That is because the market’s so-called depth has become so shallow that it is increasingly vulnerable to exacerbated moves, according to J.P. Morgan. Market depth here is measured by the volume of orders on the bid and ask sides for the S&P 500 E-mini futures contract. A “deep” market is able to prevent a large order from moving prices significantly.
“In our mind, this persistently low market depth leaves U.S. equities vulnerable from here if central banks fail to validate market expectations or U.S. recession risks resurface,” J.P. Morgan analyst Nikolaos Panigirtzoglou said in a note to clients last week.
The S&P 500 has risen a stellar 19% this year, but the strong performance has been accompanied by light inflows and trading activity as well as low market liquidity, the analyst pointed out. The average market depth has been close to historical lows, he said.
Market depth was as shallow last year when it experienced a few violent declines. In December, the S&P 500 dropped 9% in the month, briefly trading into a bear market on an intraday basis.

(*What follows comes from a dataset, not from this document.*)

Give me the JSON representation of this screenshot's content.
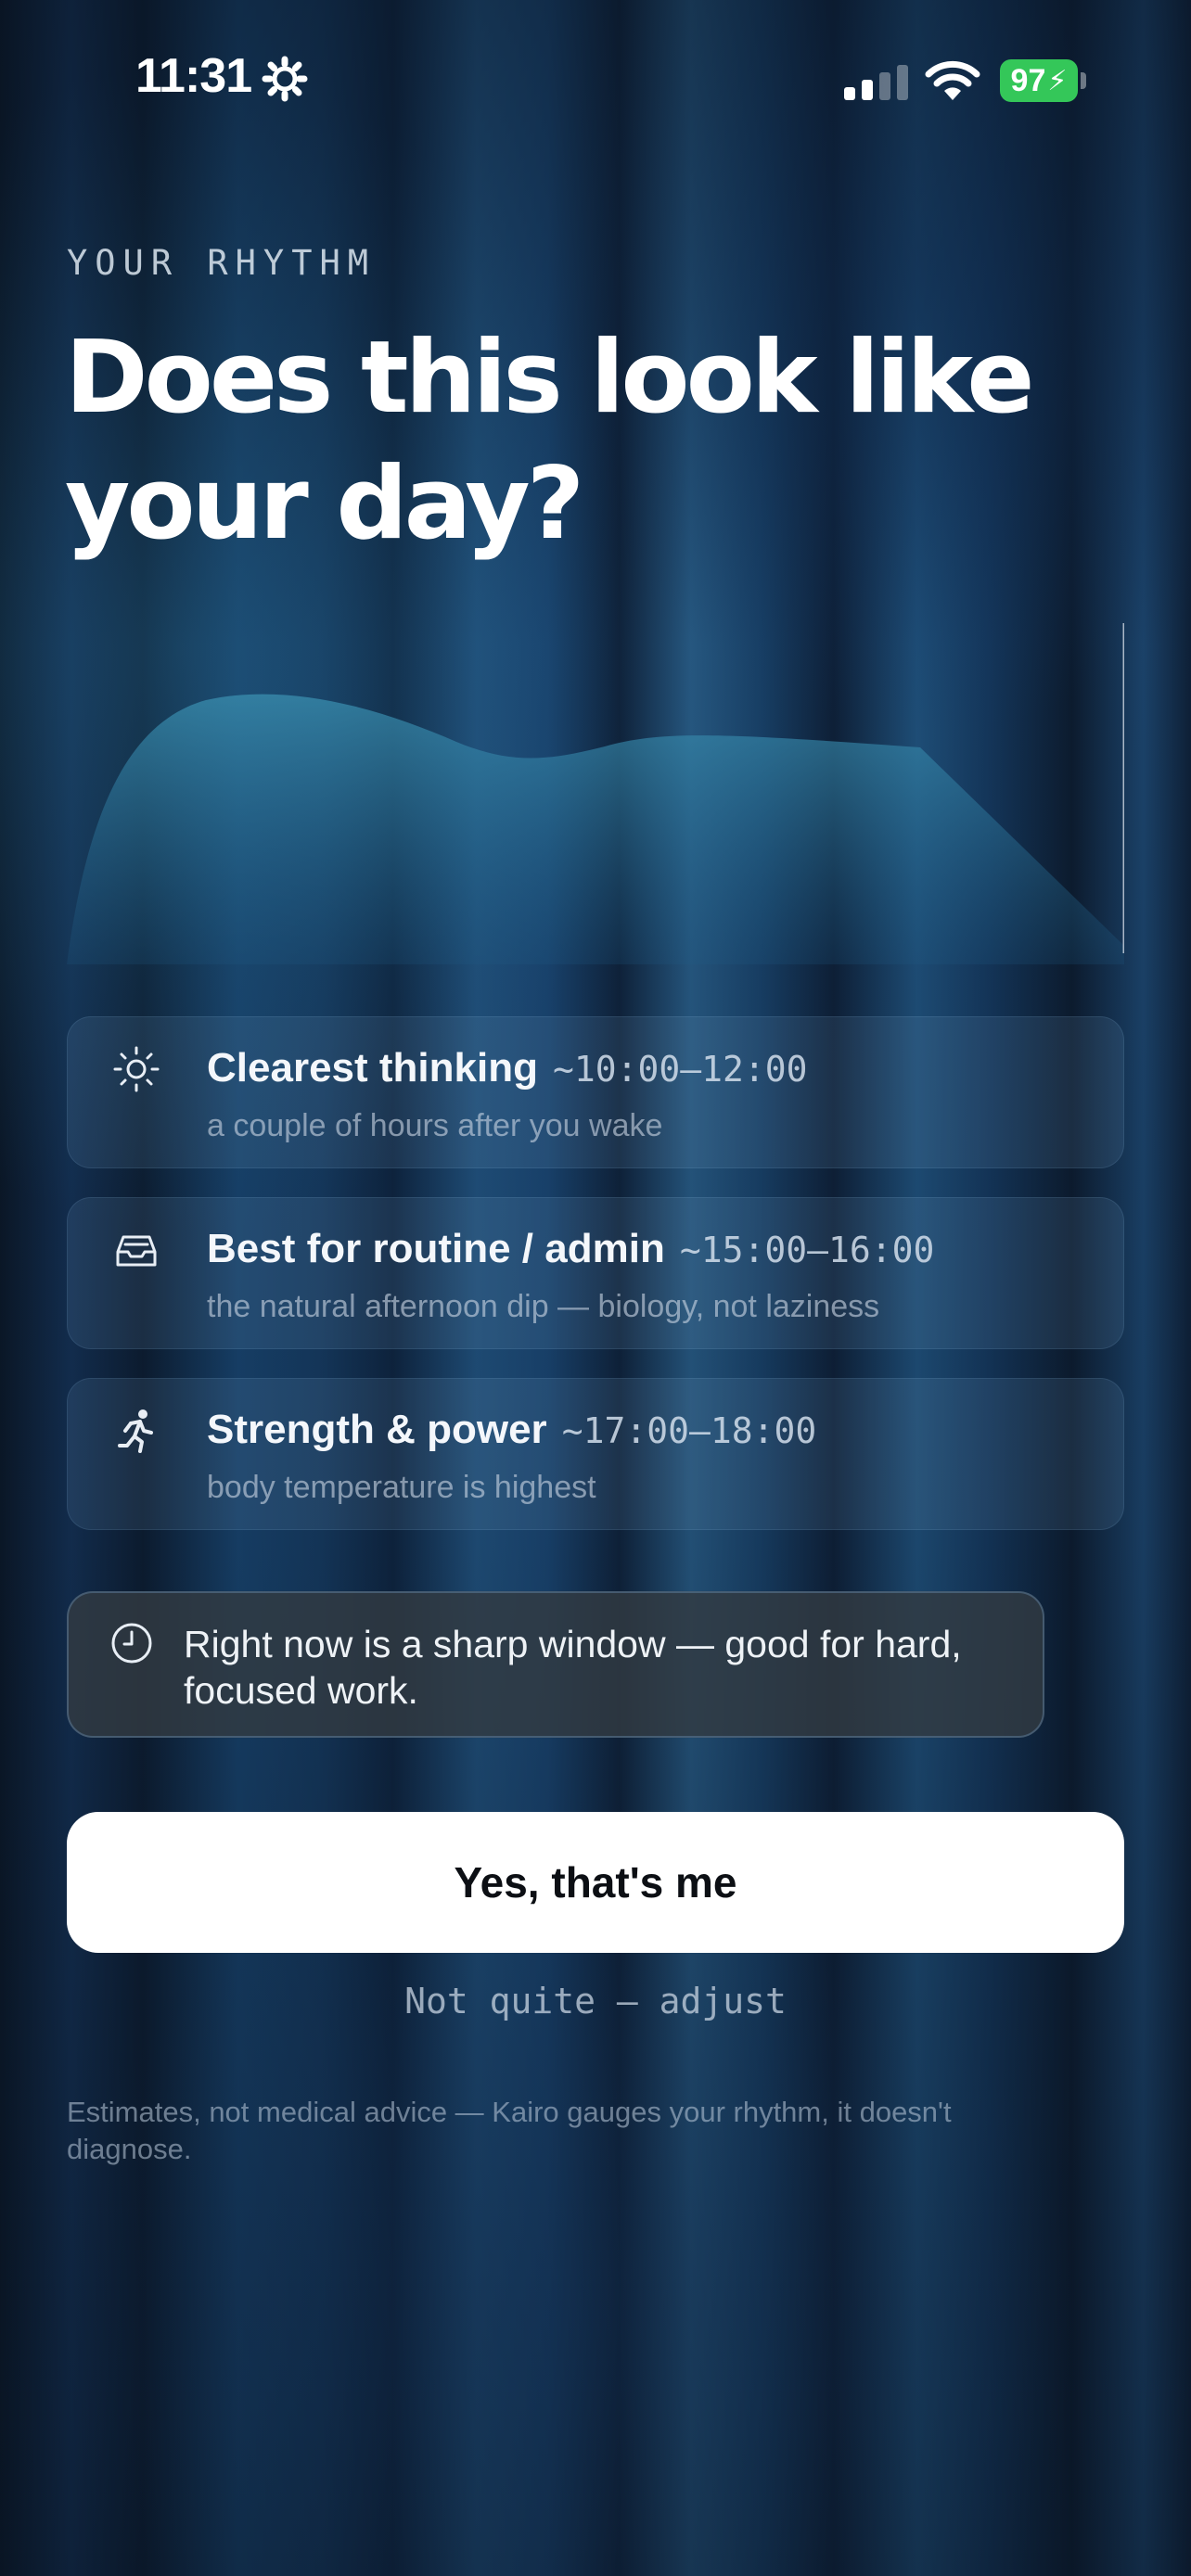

This time, an imminent risk for a vicious sell-off would be at the conclusion of the Fed’s July 30-31 policy meeting. Right now, a rate cut is virtually a reality to traders as they price in a 100% chance of at least a 25 basis-point rate reduction next week, according to the CME FedWatch Tool. However, much of the market wants the Fed to cut even deeper.

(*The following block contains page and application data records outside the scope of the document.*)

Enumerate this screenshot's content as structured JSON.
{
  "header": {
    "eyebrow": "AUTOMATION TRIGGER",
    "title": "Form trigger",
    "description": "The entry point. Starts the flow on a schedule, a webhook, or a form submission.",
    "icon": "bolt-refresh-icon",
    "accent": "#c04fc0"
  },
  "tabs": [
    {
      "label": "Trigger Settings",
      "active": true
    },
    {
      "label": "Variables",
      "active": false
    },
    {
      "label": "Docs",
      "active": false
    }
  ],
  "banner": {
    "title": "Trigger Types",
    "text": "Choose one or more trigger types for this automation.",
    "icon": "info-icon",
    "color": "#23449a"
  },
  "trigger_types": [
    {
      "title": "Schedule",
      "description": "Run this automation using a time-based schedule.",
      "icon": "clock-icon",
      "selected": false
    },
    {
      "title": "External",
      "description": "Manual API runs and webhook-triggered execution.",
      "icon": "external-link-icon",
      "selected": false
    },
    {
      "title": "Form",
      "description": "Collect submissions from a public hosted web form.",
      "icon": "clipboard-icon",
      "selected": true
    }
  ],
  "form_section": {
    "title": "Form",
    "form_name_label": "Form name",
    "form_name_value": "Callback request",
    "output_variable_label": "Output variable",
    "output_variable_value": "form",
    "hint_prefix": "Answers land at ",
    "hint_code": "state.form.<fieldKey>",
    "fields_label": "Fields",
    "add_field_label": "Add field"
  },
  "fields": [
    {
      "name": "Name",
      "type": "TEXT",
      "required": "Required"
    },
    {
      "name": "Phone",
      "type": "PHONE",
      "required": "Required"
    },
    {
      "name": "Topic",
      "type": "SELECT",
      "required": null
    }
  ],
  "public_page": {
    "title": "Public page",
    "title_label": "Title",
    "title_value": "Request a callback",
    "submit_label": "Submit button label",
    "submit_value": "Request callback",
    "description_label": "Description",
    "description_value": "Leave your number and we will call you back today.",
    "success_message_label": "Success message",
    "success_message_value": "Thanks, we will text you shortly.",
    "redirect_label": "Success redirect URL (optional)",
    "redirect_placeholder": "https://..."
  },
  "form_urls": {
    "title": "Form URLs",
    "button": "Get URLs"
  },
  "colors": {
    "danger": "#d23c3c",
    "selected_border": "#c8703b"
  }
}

The expectations for an easier policy were initially raised by Fed Chairman Jerome Powell, who said the central bank would do what’s appropriate to sustain the current expansion. New York Fed President John Williams said last week it is better for central banks to take “preventative measures than to wait for disaster to unfold, ” which further fueled rate-cut hopes. The Fed later clarified that Williams was drawing from academic research, “not about potential policy actions at the upcoming FOMC meeting.”